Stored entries
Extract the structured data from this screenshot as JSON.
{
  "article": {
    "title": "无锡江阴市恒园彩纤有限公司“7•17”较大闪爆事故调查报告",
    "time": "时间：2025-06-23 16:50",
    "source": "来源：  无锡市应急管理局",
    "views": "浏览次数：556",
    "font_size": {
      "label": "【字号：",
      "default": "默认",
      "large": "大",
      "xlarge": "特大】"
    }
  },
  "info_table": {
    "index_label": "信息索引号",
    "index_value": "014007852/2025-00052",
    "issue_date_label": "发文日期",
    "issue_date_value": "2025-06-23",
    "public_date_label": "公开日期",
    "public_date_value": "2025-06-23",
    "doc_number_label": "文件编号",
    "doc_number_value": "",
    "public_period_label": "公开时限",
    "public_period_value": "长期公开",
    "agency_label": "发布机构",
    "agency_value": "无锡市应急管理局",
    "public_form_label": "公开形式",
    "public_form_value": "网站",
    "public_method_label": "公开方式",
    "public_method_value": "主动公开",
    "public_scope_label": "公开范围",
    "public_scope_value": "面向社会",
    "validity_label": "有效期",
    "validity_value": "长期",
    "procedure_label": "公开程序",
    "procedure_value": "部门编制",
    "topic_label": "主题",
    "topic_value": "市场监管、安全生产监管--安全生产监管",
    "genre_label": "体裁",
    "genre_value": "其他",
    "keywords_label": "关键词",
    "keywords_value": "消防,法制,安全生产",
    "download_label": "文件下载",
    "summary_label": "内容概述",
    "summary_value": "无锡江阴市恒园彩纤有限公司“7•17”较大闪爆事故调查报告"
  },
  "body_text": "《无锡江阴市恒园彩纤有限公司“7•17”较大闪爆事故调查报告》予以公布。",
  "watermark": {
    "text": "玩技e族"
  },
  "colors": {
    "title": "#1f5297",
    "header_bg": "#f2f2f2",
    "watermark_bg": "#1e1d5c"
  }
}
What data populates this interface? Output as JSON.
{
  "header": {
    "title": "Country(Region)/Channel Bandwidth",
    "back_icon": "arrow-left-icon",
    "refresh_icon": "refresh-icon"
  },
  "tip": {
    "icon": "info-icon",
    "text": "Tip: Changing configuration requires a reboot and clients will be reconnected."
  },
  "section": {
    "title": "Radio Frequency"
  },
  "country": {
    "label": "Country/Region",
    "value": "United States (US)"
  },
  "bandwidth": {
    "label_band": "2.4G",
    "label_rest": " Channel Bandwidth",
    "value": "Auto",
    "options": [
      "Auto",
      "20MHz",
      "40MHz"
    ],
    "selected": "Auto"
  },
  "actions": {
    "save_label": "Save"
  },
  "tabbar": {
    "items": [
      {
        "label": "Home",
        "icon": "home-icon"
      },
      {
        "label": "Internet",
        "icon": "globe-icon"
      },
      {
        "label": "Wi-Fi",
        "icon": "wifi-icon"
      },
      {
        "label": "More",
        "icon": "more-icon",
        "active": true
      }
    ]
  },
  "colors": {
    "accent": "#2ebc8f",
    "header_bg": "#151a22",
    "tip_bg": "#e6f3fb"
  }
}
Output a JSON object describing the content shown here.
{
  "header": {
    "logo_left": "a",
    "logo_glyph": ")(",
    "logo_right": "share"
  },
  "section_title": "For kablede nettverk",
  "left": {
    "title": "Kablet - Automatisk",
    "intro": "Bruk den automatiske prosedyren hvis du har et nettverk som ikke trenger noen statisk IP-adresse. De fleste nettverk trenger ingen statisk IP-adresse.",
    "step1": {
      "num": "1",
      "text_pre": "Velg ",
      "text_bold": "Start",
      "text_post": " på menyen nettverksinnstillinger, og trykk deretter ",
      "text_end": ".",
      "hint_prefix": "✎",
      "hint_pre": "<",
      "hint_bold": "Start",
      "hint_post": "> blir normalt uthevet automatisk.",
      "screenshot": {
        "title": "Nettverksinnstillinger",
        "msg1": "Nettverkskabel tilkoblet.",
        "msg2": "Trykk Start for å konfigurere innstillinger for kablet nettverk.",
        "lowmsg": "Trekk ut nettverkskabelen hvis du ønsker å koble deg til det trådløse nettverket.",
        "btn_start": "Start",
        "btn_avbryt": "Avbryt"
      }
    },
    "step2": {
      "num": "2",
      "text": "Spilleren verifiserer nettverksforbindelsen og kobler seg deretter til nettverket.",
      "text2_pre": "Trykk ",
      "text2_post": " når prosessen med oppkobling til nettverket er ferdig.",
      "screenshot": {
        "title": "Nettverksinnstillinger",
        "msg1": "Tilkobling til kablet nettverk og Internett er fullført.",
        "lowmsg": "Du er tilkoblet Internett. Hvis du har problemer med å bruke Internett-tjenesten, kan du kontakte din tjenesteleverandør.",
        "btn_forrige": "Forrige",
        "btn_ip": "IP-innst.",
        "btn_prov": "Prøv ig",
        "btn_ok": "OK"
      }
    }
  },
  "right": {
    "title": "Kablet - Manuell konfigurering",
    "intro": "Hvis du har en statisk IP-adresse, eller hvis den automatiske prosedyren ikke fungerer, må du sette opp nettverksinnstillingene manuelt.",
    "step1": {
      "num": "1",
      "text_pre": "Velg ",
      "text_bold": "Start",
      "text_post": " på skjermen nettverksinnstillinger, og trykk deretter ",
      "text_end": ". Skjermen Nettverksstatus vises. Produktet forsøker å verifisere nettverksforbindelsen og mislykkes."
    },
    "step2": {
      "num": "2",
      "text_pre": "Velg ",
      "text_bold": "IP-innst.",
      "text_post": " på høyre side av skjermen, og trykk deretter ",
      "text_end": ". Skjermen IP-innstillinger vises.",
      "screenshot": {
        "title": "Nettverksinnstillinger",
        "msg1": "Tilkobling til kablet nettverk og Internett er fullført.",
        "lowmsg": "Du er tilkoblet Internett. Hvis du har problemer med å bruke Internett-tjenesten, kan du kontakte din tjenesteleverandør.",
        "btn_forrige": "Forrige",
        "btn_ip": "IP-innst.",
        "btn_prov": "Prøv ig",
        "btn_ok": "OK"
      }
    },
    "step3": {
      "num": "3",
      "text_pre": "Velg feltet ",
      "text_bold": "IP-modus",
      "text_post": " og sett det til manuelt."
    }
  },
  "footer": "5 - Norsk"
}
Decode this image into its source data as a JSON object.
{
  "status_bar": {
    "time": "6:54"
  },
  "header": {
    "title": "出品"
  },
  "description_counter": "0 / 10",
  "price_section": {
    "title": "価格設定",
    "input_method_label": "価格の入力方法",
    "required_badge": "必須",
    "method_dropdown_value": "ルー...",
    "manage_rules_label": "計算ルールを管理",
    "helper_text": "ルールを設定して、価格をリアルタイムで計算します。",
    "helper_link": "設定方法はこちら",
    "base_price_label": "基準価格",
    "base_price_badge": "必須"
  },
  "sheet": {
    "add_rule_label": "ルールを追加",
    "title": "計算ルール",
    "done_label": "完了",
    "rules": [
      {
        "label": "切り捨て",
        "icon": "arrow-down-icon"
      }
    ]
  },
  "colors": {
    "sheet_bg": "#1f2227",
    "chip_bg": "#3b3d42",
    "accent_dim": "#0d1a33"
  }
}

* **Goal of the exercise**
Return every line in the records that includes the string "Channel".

* **Output for this task**
    "title": "Country(Region)/Channel Bandwidth",
    "label_rest": " Channel Bandwidth",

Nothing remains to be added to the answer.